(Items from a data source)
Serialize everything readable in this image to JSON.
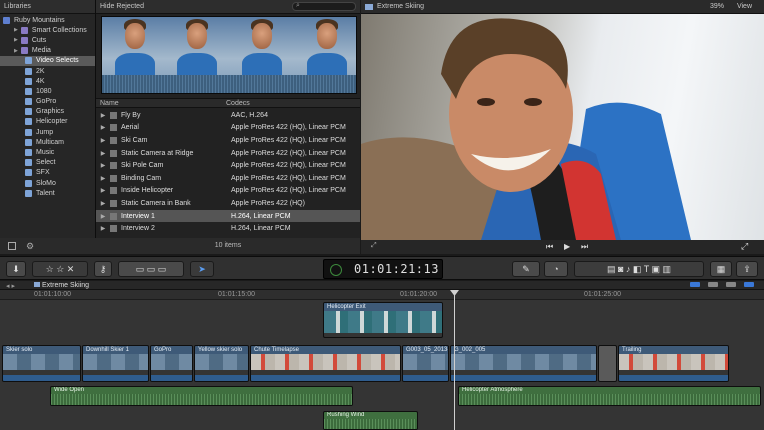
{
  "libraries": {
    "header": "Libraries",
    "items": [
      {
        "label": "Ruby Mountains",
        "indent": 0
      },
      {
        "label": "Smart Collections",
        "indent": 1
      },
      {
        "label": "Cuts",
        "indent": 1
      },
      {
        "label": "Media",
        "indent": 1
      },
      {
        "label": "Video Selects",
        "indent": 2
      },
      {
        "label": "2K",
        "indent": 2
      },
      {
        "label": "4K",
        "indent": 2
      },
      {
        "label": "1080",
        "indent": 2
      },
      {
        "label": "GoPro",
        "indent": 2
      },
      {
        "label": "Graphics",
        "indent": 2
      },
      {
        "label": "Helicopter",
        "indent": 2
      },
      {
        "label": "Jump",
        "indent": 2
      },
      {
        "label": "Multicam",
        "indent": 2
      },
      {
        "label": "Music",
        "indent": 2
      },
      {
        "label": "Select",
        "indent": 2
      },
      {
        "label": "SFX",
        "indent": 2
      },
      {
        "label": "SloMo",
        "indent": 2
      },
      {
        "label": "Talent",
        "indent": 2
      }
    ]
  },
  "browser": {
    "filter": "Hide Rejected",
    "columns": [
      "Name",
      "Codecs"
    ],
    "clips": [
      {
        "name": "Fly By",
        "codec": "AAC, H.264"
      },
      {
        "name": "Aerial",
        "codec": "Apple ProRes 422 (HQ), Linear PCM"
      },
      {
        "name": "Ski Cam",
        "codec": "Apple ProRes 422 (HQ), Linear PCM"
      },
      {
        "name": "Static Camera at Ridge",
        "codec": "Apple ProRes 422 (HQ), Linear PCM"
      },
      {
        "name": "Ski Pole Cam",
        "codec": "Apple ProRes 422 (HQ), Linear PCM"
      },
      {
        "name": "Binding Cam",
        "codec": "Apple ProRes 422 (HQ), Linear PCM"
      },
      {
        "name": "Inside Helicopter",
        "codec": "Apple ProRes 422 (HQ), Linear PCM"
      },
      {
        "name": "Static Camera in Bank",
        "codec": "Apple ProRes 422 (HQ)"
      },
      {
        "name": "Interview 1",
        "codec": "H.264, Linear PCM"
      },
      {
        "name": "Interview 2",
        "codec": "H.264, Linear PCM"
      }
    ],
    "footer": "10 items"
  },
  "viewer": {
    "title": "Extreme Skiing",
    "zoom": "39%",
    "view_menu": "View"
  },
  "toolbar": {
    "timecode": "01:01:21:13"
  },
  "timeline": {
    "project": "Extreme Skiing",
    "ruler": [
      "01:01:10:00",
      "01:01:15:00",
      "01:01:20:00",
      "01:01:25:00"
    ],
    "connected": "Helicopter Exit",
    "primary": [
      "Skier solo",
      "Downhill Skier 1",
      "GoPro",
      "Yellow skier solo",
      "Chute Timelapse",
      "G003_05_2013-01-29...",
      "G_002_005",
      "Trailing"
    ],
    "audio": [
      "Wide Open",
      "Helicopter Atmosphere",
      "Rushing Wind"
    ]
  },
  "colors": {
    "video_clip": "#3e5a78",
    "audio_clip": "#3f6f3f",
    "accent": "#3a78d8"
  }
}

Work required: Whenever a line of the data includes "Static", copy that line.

Response:
        "name": "Static Camera at Ridge",
        "name": "Static Camera in Bank",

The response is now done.